As brands have found in other markets, podcasts are inexpensive to produce compared to some other forms of promotion. Audio is still a very new space for brands in China, but the Shanghai Pudong Development Bank has found success with an on-brand podcast about fintech. The bank’s podcast, hosted by a Chinese fintech expert, reaches an estimated 25 million listeners, ranking among Ximalaya’s top tech podcasts. This type of content is undeniably valuable to the consumer, and brands the bank as an authority in the mind of listeners.
Cases Study: Ctrip community content
Ctrip’s virtual tour manager (VTM) is a community-driven concierge service. Users can access the VTM either within the Ctrip app, as well as via dedicated WeChat groups. Ctrip takes the VTM beyond traditional customer service, grouping Chinese customers who are traveling to the same destination around the same time into their own WeChat groups. Ctrip’s travel agents manage the groups and are available to respond to questions in real-time. They can also help travelers with trip planning, from booking restaurants and tours to organizing airport pickup. However, the community aspect allows the VTM groups to take on a life of their own, with members exchanging ideas and resources, and perhaps even arrange to meet offline during their travels.
Case Study: Nike community content
Nike community content. Source: ParkLu
Nike has made content creation and community building a centerpiece of its strategy. The brand has become virtually synonymous with running, and it has cultivated running communities in parallel to its Run Club app and sponsorship of major events like the Shanghai Marathon. In China, as in other markets, the brand has partnered with running clubs to host offline events—tapping into existing communities rather than establishing rival groups. Linking online content creation with offline events has become Nike’s specialty. For example, before the 2019 Shanghai Marathon, the brand asked eight international running clubs to share stories, run, and party with local running club members.
Nike excelled in terms of content and community during the coronavirus lockdown in China, offering free training classes, dietary guides, and meditation advice through its WeChat Mini Program and apps. The brand hosted exclusive private WeChat and Douyin Livestream training sessions with professional coaches, as well as offering public sessions.
Community tech: Chinese customers on WeChat
WeChat personal accounts CRMS.
CRM tools are now widely used by China’s biggest brands to manage the brand-owned WeChat personal accounts that are used to manage private traffic communities. These allow brands to create and manage community groups segmenting Chinese customers based on a variety of demographic and preference-based categories of the brand’s choosing. Community managers can use CRMs to post within groups, post to WeChat Moments, run campaigns, and other functions.
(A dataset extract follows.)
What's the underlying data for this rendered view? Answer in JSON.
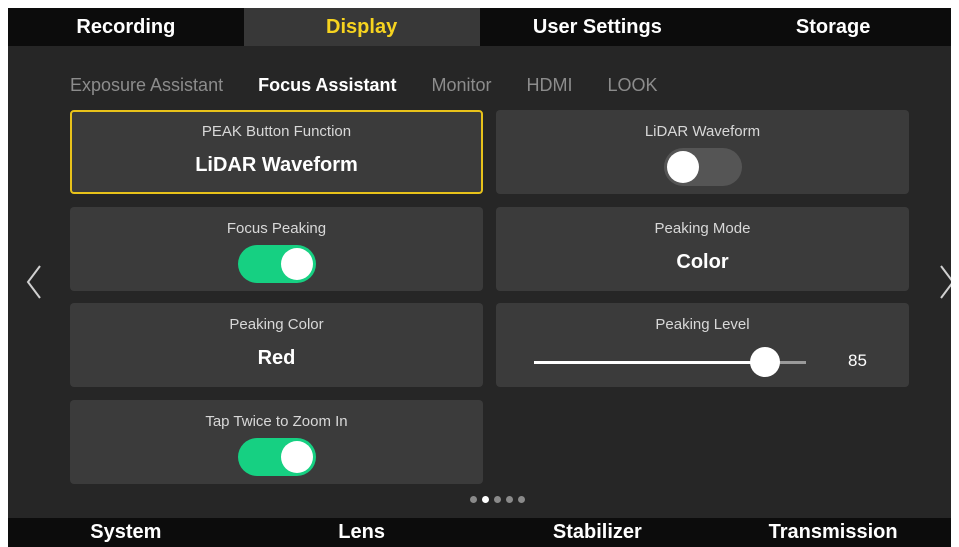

Two of the most popular are Weiyouzhushou for Windows users and Wetool for Apple users.